practically been put on hold. The main obstacles to Serbian accession are to be found in local regulation, e.g. regarding the total ban on sales of GMO products, while excise duties on alcohol products are levied by the type of beverage and not their alcohol content. Since the bulk of Serbian trade is conducted through multilateral and bilateral free trade agreements, the WTO accession is not high on the reform agenda. Main Serbian trade partners are the EU countries, followed by the Western Balkan countries, members of CEFTA. Other important partners are Russia and China, the latter being the only important partner with whom Serbia does not have a signed trade deal. While the Stabilization and Association Agreement (SAA) functions smoothly, CEFTA does not, since its dispute settlement procedures have not yet been established, which encourages frequent protectionist trade policies, then settled through bilateral negotiations that are slow and unreliable. The most notable one are the 100% ad valorem tariffs imposed by Kosovo for goods from Serbia and Bosnia. Serbia has recently signed an FTA treaty with the Eurasian Economic Union, which in practice broadened the base of the FTA agreement with Russia to the new EAEU members, Armenia and Kyrgyzstan. Serbian government also announced a deeper economic integration with Albania and North Macedonia, but this actual plan yet remains to be presented. Customs agency is considered as inefficient, with complicated regulation, and with obsolete computer equipment, so online tools are underutilized. The customs office is also prone to corruption and political influence which is used by people with good political connections to gain advantage over their competition in case of selling imported goods. Due to its favourable geographical position, Serbia is an important regional trade hub, and the use of the New Computerized Transit System significantly reduced transit burden, making border controls more expeditious. However, low quality of transport infrastructure, especially the railroads and the river ports, still imposes problems through increasing freight cost. The reform of the state-owned Railroad Company was mostly implemented during the previous several years, alleviating some of these problems through higher investment. The international E10 corridor was finally completed, with significant delays and higher costs due to inefficient state project companies and weak oversight. New infrastructure initiatives that would increase connectivity in the region have also been planned (highways to Sarajevo and Prishtina, fast track railroad to Budapest) but their financial viability is dubious, which may prove very costly in the future. The National Bank of Serbia still maintains a significant number of capital controls, as compared to other countries in the region, but mostly on short-term capital, while long-term capital flows are liberalized. The new Law on Foreign Exchange Operations lifted some of these restrictions, so locals can now buy foreign short-term securities issued in the EU or by the international financial organizations, while foreigners can buy Serbian short-term securities.
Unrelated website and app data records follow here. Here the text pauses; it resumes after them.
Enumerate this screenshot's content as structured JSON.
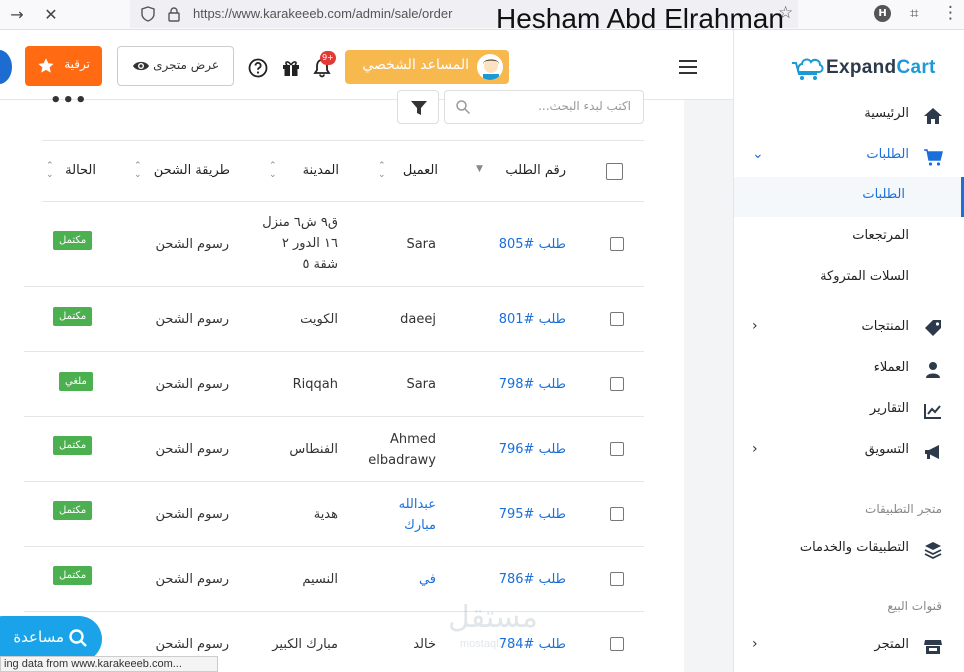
{
  "browser": {
    "url": "https://www.karakeeeb.com/admin/sale/order",
    "overlay_text": "Hesham Abd Elrahman",
    "ext_letter": "H",
    "status_text": "ing data from www.karakeeeb.com..."
  },
  "brand": {
    "name_prefix": "Expand",
    "name_suffix": "Cart",
    "accent": "#1c9ad6"
  },
  "sidebar": {
    "home": "الرئيسية",
    "orders": "الطلبات",
    "orders_sub": [
      "الطلبات",
      "المرتجعات",
      "السلات المتروكة"
    ],
    "products": "المنتجات",
    "customers": "العملاء",
    "reports": "التقارير",
    "marketing": "التسويق",
    "app_store_title": "متجر التطبيقات",
    "apps": "التطبيقات والخدمات",
    "channels_title": "قنوات البيع",
    "store": "المتجر"
  },
  "header": {
    "assistant": "المساعد الشخصي",
    "notifications_badge": "9+",
    "view_store": "عرض متجرى",
    "upgrade": "ترقية"
  },
  "toolbar": {
    "search_placeholder": "اكتب لبدء البحث...",
    "more": "•••"
  },
  "table": {
    "headers": {
      "order_no": "رقم الطلب",
      "customer": "العميل",
      "city": "المدينة",
      "shipping": "طريقة الشحن",
      "status": "الحالة"
    },
    "rows": [
      {
        "order": "طلب #805",
        "customer": "Sara",
        "city": "ق٩ ش٦ منزل ١٦ الدور ٢ شقة ٥",
        "shipping": "رسوم الشحن",
        "status": "مكتمل",
        "customer_link": false
      },
      {
        "order": "طلب #801",
        "customer": "daeej",
        "city": "الكويت",
        "shipping": "رسوم الشحن",
        "status": "مكتمل",
        "customer_link": false
      },
      {
        "order": "طلب #798",
        "customer": "Sara",
        "city": "Riqqah",
        "shipping": "رسوم الشحن",
        "status": "ملغي",
        "customer_link": false
      },
      {
        "order": "طلب #796",
        "customer": "Ahmed elbadrawy",
        "city": "الفنطاس",
        "shipping": "رسوم الشحن",
        "status": "مكتمل",
        "customer_link": false
      },
      {
        "order": "طلب #795",
        "customer": "عبدالله مبارك",
        "city": "هدية",
        "shipping": "رسوم الشحن",
        "status": "مكتمل",
        "customer_link": true
      },
      {
        "order": "طلب #786",
        "customer": "في",
        "city": "النسيم",
        "shipping": "رسوم الشحن",
        "status": "مكتمل",
        "customer_link": true
      },
      {
        "order": "طلب #784",
        "customer": "خالد",
        "city": "مبارك الكبير",
        "shipping": "رسوم الشحن",
        "status": "",
        "customer_link": false
      }
    ]
  },
  "float_assistant": "مساعدة",
  "watermark": {
    "big": "مستقل",
    "small": "mostaql.com"
  },
  "colors": {
    "link": "#1a6fdb",
    "badge_green": "#4caf50",
    "upgrade": "#ff6a13",
    "assistant": "#f7b84e"
  }
}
Capital markets are not fully liberalized for individuals, since Serbian citizens are not allowed to maintain currency accounts abroad, short of a few exceptional situations.